Monday, April 17, 2017

Clinic Files Amicus Brief on Debt Collection

The Mortgage Foreclosure Litigation Clinic at Yale Law School (MFLC), along with the Public Good Law Center (affiliated with the UC Berkeley School of Law) and the Economic Justice Project of Notre Dame Clinical Law Center, has filed an amicus brief with the U.S. Supreme Court in Henson v. Santander Consumer USA, which is scheduled for argument this Tuesday, April 18. The case concerns whether the Fair Debt Collection Practices Act (FDCPA) covers entities that regularly attempt to collect debts that they purchased in default. Santander Consumer USA is accused of purchasing defaulted debts and demanding payment from Petitioners even though it knew the original creditor had waived the debts as part of a class-action settlement.

The amicus brief supports the Petitioners, relying on the Clinic’s experience with debt collection to argue that reading the FDCPA narrowly would allow lender misconduct to escape scrutiny, in contravention of congressional intent. Petitioners are represented by Kevin Russell ’94, a partner at Goldstein & Russell, P.C. “We enjoyed the opportunity to help shape how this important consumer-protection statute is understood and enforced,” said Anderson Tuggle ’18, a law student intern with the MFLC. “Not only were we able to submit a brief to the Court, but we also helped moot a seasoned Supreme Court advocate, which was an amazing learning experience.”

The Mortgage Foreclosure Litigation Clinic has been representing homeowners fighting foreclosure in Connecticut since 2008. Although most of the Clinic’s litigation against banks and mortgage servicers occurs in trial courts, the Clinic has also developed a burgeoning appellate practice. In addition to filing an amicus brief in the U.S. Supreme Court’s 2015 Term, the Clinic has filed amicus and merits briefs with appellate courts in several states and its members have testified before the Connecticut legislature on foreclosure policy.

“Because our Clinic deals with mortgages in foreclosure, we regularly see the negative effects of unscrupulous debt buyers,” said James Mandilk ’17, a student director of the MFLC. “Increasingly in the past three years, debts have been sold to entities that are willing to engage in ruthless debt collection practices rather than working with homeowners to keep them in their homes and build stronger communities. Congress recognized that, unlike those who originate debt, debt buyers have no vested interest in their relationship with consumers. That is why the FDCPA puts special restrictions on debt buyers.”

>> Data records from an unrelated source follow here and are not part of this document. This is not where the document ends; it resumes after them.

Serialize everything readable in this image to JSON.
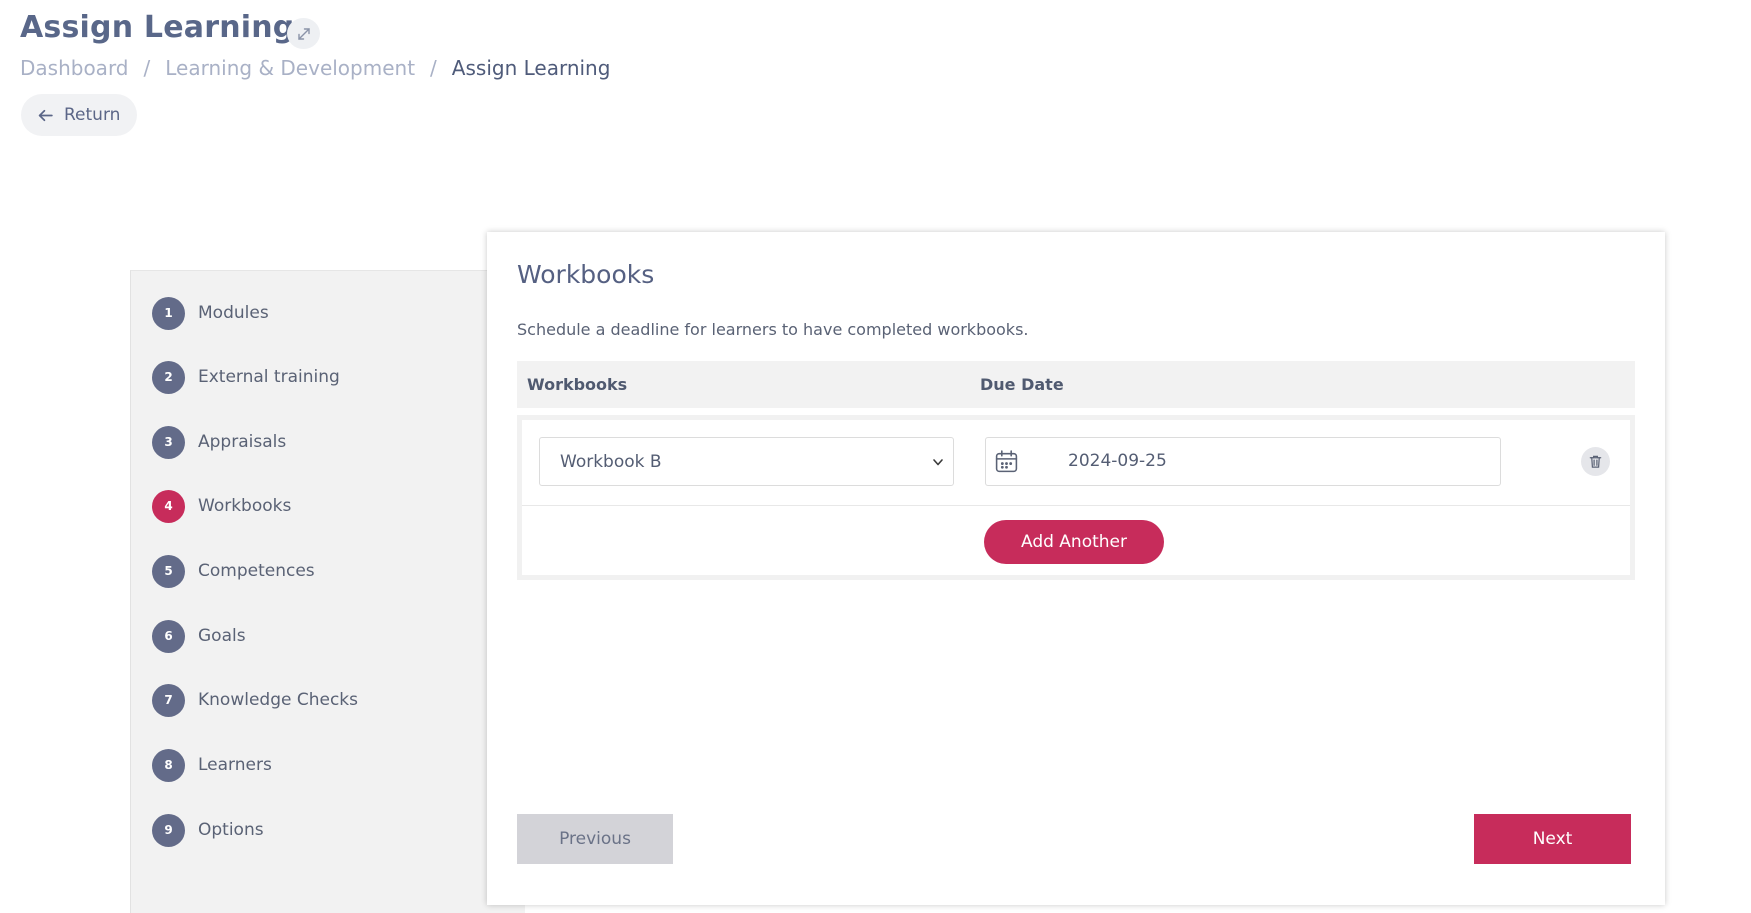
{
  "header": {
    "title": "Assign Learning",
    "expand_icon": "expand-arrows-icon"
  },
  "breadcrumb": {
    "items": [
      "Dashboard",
      "Learning & Development",
      "Assign Learning"
    ],
    "separator": "/"
  },
  "return_button": {
    "label": "Return",
    "icon": "arrow-left-icon"
  },
  "steps": [
    {
      "number": "1",
      "label": "Modules",
      "active": false
    },
    {
      "number": "2",
      "label": "External training",
      "active": false
    },
    {
      "number": "3",
      "label": "Appraisals",
      "active": false
    },
    {
      "number": "4",
      "label": "Workbooks",
      "active": true
    },
    {
      "number": "5",
      "label": "Competences",
      "active": false
    },
    {
      "number": "6",
      "label": "Goals",
      "active": false
    },
    {
      "number": "7",
      "label": "Knowledge Checks",
      "active": false
    },
    {
      "number": "8",
      "label": "Learners",
      "active": false
    },
    {
      "number": "9",
      "label": "Options",
      "active": false
    }
  ],
  "panel": {
    "title": "Workbooks",
    "description": "Schedule a deadline for learners to have completed workbooks.",
    "columns": [
      "Workbooks",
      "Due Date"
    ],
    "rows": [
      {
        "workbook": "Workbook B",
        "due_date": "2024-09-25"
      }
    ],
    "add_button": "Add Another",
    "previous_button": "Previous",
    "next_button": "Next"
  },
  "colors": {
    "accent": "#c72c5b",
    "step_default": "#636b89",
    "title": "#596789"
  }
}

Purchasers of consumer debt, or “debt buyers,” have multiplied in size and scope in the decades following passage of the FDCPA in 1977 to become part of a multibillion-dollar industry. Because the FDCPA largely predates the debt-buying industry, the statute does not recognize debt buyers as a class even though debt buyers are responsible for a large part of the abuses that still pervade the debt-collection industry today, according to the Clinic. The multiple rounds of packaging and selling debt that fuel the debt-buying industry are commonplace across the consumer-lending industry, from medical and credit-card debt to student loans and home mortgages.

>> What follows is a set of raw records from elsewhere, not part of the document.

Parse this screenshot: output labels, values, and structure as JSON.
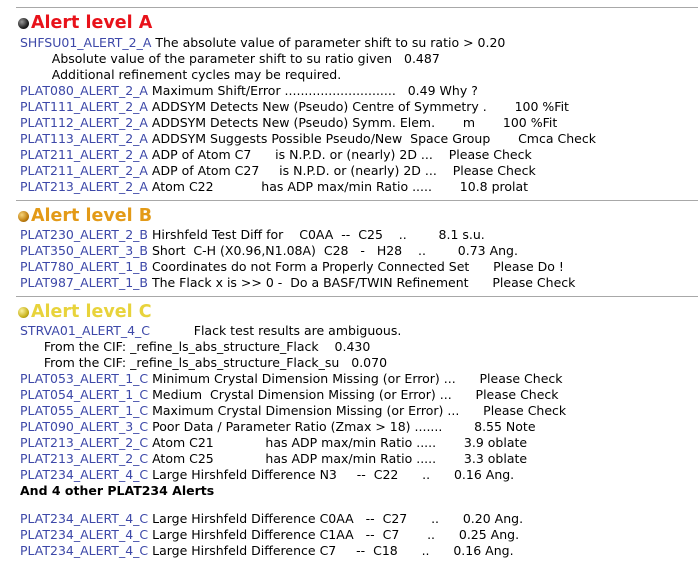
{
  "sections": {
    "a": {
      "title": "Alert level A",
      "color": "#e8121a",
      "rows": [
        {
          "code": "SHFSU01_ALERT_2_A",
          "text": " The absolute value of parameter shift to su ratio > 0.20"
        },
        {
          "code": "",
          "text": "        Absolute value of the parameter shift to su ratio given   0.487"
        },
        {
          "code": "",
          "text": "        Additional refinement cycles may be required."
        },
        {
          "code": "PLAT080_ALERT_2_A",
          "text": " Maximum Shift/Error ............................   0.49 Why ?"
        },
        {
          "code": "PLAT111_ALERT_2_A",
          "text": " ADDSYM Detects New (Pseudo) Centre of Symmetry .       100 %Fit"
        },
        {
          "code": "PLAT112_ALERT_2_A",
          "text": " ADDSYM Detects New (Pseudo) Symm. Elem.       m       100 %Fit"
        },
        {
          "code": "PLAT113_ALERT_2_A",
          "text": " ADDSYM Suggests Possible Pseudo/New  Space Group       Cmca Check"
        },
        {
          "code": "PLAT211_ALERT_2_A",
          "text": " ADP of Atom C7      is N.P.D. or (nearly) 2D ...    Please Check"
        },
        {
          "code": "PLAT211_ALERT_2_A",
          "text": " ADP of Atom C27     is N.P.D. or (nearly) 2D ...    Please Check"
        },
        {
          "code": "PLAT213_ALERT_2_A",
          "text": " Atom C22            has ADP max/min Ratio .....       10.8 prolat"
        }
      ]
    },
    "b": {
      "title": "Alert level B",
      "color": "#e39a17",
      "rows": [
        {
          "code": "PLAT230_ALERT_2_B",
          "text": " Hirshfeld Test Diff for    C0AA  --  C25    ..        8.1 s.u."
        },
        {
          "code": "PLAT350_ALERT_3_B",
          "text": " Short  C-H (X0.96,N1.08A)  C28   -   H28    ..        0.73 Ang."
        },
        {
          "code": "PLAT780_ALERT_1_B",
          "text": " Coordinates do not Form a Properly Connected Set      Please Do !"
        },
        {
          "code": "PLAT987_ALERT_1_B",
          "text": " The Flack x is >> 0 -  Do a BASF/TWIN Refinement      Please Check"
        }
      ]
    },
    "c": {
      "title": "Alert level C",
      "color": "#e8d33b",
      "rows": [
        {
          "code": "STRVA01_ALERT_4_C",
          "text": "           Flack test results are ambiguous."
        },
        {
          "code": "",
          "text": "      From the CIF: _refine_ls_abs_structure_Flack    0.430"
        },
        {
          "code": "",
          "text": "      From the CIF: _refine_ls_abs_structure_Flack_su   0.070"
        },
        {
          "code": "PLAT053_ALERT_1_C",
          "text": " Minimum Crystal Dimension Missing (or Error) ...      Please Check"
        },
        {
          "code": "PLAT054_ALERT_1_C",
          "text": " Medium  Crystal Dimension Missing (or Error) ...      Please Check"
        },
        {
          "code": "PLAT055_ALERT_1_C",
          "text": " Maximum Crystal Dimension Missing (or Error) ...      Please Check"
        },
        {
          "code": "PLAT090_ALERT_3_C",
          "text": " Poor Data / Parameter Ratio (Zmax > 18) .......        8.55 Note"
        },
        {
          "code": "PLAT213_ALERT_2_C",
          "text": " Atom C21             has ADP max/min Ratio .....       3.9 oblate"
        },
        {
          "code": "PLAT213_ALERT_2_C",
          "text": " Atom C25             has ADP max/min Ratio .....       3.3 oblate"
        },
        {
          "code": "PLAT234_ALERT_4_C",
          "text": " Large Hirshfeld Difference N3     --  C22      ..      0.16 Ang."
        }
      ],
      "other_note": "And 4 other PLAT234 Alerts",
      "extra_rows": [
        {
          "code": "PLAT234_ALERT_4_C",
          "text": " Large Hirshfeld Difference C0AA   --  C27      ..      0.20 Ang."
        },
        {
          "code": "PLAT234_ALERT_4_C",
          "text": " Large Hirshfeld Difference C1AA   --  C7       ..      0.25 Ang."
        },
        {
          "code": "PLAT234_ALERT_4_C",
          "text": " Large Hirshfeld Difference C7     --  C18      ..      0.16 Ang."
        }
      ]
    }
  }
}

“Given the new administration’s decision not to participate in the case, we thought it particularly important that the Supreme Court receive a brief that explained the debt-buying environment and the decades of work done by government agencies to regulate these entities using the FDCPA,” said Solange Hilfinger-Pardo ’17, another Student Director of the MFLC.

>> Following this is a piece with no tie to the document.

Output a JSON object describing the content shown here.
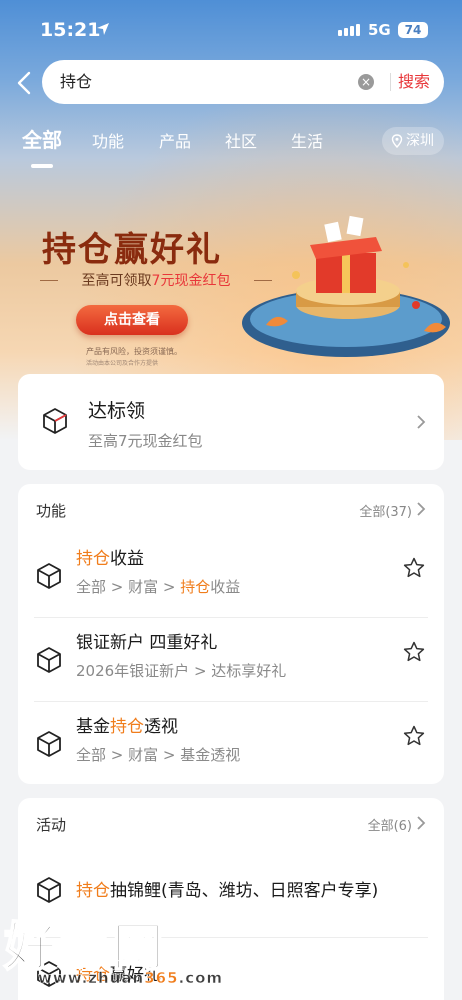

The Clinic’s amicus brief supplemented the textual analysis and policy arguments in the Petitioners’ Brief by exploring the disruptive consequences Santander’s cramped interpretation of the FDCPA would have for consumers and agencies seeking to hold debt buyers accountable for abusive collection practices. The amicus brief first argued that Santander’s interpretation would create a loophole that would allow relatively sophisticated debt collectors to evade FDCPA coverage by purchasing debt they would otherwise have collected for a third party or by strategically diversifying their business practices. The brief also contended that Santander’s interpretation would undermine decades of FDCPA enforcement by private parties and government agencies and upend the longstanding understanding, reiterated in agency guidance, that the FDCPA covers debt buyers. “Exempting debt buyers that regularly collect debt they have acquired in default would fly in the face of agency judgments that FDCPA coverage of these entities is particularly important,” said Nathan Nash ’17, a law student intern with the MFLC. “Moreover, it would weaken consumer protections in an increasingly large and aggressive sector of the debt-collection industry.”

The case will be argued for Petitioners by Russell before the Court on April 18. An audio recording of the argument will be available on the Supreme Court’s website by Friday, April 21. A decision is expected by late June 2017. “We look forward to seeing how the Court addresses Petitioners’ arguments and are eager to work on similarly significant consumer protection questions in the future,” said Jeffrey Gentes, the MFLC’s co-supervisor.

The Mortgage Foreclosure Litigation Clinic is part of the Jerome N. Frank Legal Services Organization at Yale Law School.